Blend: 50% Carignan, 35% Grenache, 15% Syrah
The AOC Corbières was created in 1985 and measures 23,000 hectares (56,810 acres). The appellation requires a minimum of two grapes in a wine blend. The co-op farms 350 hectares (868 acres) around the tiny hamlet of Embres et Castelmaure. The 760 parcels are inspected and the characteristics recorded on computer. Each parcel is supervised individually by a technician who dedicates his time to this task. They have re-learned to prune, plough, check yields, sort, select, with a permanent focus on the respect of the environment. All of the grapes are harvested by hand. In the cellar, vats hygiene, temperature control, ultramodern pressing contribute to a better expression of the terroir. The soil is made of schist, limestone, alluvial river wash and argilo-calcaire.
An extensive appellation producing a diverse selection of good quality and great values, Languedoc spans the Mediterranean coast from the Pyrenees mountains of Roussillon all the way to the Rhône Valley. Languedoc’s terrain is generally flat coastal plains, with a warm Mediterranean climate and frequent risk of drought.
Virtually every style of wine is made in this expansive region. Most dry wines are blends with varietal choice strongly influenced by the neighboring Rhône Valley. For reds and rosés, the primary grapes include Grenache, Syrah, Carignan, Cinsault and Mourvèdre. White varieties include Grenache Blanc, Muscat, Ugni Blanc, Vermentino, Macabéo, Clairette, Piquepoul and Bourbelenc.
International varieties are also planted in large numbers here, in particular Chardonnay, Sauvignon Blanc and Cabernet Sauvignon.
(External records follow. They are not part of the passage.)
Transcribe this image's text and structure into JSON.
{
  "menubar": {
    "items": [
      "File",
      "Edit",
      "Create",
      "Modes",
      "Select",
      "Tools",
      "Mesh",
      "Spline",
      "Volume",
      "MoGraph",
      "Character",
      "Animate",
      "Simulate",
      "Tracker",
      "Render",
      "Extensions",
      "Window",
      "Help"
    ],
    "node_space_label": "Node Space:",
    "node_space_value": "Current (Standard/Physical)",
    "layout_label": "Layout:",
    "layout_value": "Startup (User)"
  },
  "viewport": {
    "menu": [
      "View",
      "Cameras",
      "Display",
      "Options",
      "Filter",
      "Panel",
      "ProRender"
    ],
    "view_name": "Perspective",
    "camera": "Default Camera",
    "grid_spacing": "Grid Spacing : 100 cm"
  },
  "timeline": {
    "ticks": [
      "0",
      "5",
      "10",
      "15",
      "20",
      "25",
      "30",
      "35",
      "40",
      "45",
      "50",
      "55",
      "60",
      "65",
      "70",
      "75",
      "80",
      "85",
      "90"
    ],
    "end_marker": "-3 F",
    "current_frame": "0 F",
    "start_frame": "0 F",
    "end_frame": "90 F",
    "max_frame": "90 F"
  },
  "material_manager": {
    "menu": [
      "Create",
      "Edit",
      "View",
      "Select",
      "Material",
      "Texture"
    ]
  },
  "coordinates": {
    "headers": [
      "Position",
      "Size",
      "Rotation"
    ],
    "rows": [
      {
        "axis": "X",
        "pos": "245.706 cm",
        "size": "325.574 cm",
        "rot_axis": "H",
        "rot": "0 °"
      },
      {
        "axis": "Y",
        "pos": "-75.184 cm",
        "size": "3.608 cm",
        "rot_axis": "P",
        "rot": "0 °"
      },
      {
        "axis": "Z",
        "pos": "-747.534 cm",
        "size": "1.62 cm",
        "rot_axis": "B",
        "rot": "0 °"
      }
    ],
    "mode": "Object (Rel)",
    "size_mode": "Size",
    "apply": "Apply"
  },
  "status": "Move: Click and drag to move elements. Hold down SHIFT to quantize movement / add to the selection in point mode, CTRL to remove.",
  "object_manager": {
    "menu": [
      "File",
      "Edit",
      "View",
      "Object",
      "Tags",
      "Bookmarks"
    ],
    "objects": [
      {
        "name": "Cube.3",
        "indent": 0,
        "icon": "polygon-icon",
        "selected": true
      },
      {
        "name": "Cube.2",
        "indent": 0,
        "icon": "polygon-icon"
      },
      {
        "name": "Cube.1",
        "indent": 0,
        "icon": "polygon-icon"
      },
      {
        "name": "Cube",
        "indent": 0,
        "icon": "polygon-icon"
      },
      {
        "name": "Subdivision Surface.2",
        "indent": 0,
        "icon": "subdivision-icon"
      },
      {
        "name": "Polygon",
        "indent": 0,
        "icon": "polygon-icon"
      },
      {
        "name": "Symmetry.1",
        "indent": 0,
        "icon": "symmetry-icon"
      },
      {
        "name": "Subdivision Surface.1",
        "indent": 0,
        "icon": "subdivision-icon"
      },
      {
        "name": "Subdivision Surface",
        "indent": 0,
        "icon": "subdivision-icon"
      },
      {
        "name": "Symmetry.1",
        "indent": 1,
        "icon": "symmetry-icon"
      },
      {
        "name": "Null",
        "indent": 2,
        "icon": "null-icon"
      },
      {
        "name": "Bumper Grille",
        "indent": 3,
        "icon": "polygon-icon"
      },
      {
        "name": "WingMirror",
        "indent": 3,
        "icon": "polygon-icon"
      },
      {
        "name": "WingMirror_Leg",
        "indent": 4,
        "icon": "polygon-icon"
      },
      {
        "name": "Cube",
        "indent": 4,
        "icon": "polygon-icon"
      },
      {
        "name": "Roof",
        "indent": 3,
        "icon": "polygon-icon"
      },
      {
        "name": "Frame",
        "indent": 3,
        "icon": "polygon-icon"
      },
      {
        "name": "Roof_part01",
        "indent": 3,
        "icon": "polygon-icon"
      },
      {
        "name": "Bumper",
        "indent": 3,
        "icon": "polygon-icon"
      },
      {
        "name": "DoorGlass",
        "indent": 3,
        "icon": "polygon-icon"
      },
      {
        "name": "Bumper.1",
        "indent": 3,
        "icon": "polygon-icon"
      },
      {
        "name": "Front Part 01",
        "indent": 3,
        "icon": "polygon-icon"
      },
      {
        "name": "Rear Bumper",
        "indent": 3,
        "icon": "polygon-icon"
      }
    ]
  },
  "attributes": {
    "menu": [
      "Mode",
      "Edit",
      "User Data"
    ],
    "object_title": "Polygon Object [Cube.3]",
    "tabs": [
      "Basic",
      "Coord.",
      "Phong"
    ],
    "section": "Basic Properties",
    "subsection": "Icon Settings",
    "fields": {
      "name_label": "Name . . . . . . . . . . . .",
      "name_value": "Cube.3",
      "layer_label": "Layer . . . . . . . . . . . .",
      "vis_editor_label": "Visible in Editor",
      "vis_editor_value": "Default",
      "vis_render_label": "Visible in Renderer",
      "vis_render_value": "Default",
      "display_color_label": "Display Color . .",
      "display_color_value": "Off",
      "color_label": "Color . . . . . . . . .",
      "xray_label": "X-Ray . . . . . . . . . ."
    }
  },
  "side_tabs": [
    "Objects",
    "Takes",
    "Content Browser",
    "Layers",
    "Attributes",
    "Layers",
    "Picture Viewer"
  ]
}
The key region for sparkling wines here is Limoux, where Blanquette de Limoux is believed to have been the first sparkling wine made in France, even before Champagne. Crémant de Limoux is produced in a more modern style.
With bold fruit flavors and accents of sweet spice, Grenache, Syrah and Mourvèdre form the base of the classic Rhône Red Blend, while Carignan, Cinsault and Counoise often come in to play. Though they originated from France’s southern Rhône Valley, with some creative interpretation, Rhône blends have also become popular in other countries. Somm Secret—Putting their own local spin on the Rhône Red Blend, those from Priorat often include Merlot and Cabernet Sauvignon. In California, it is not uncommon to see Petite Sirah make an appearance.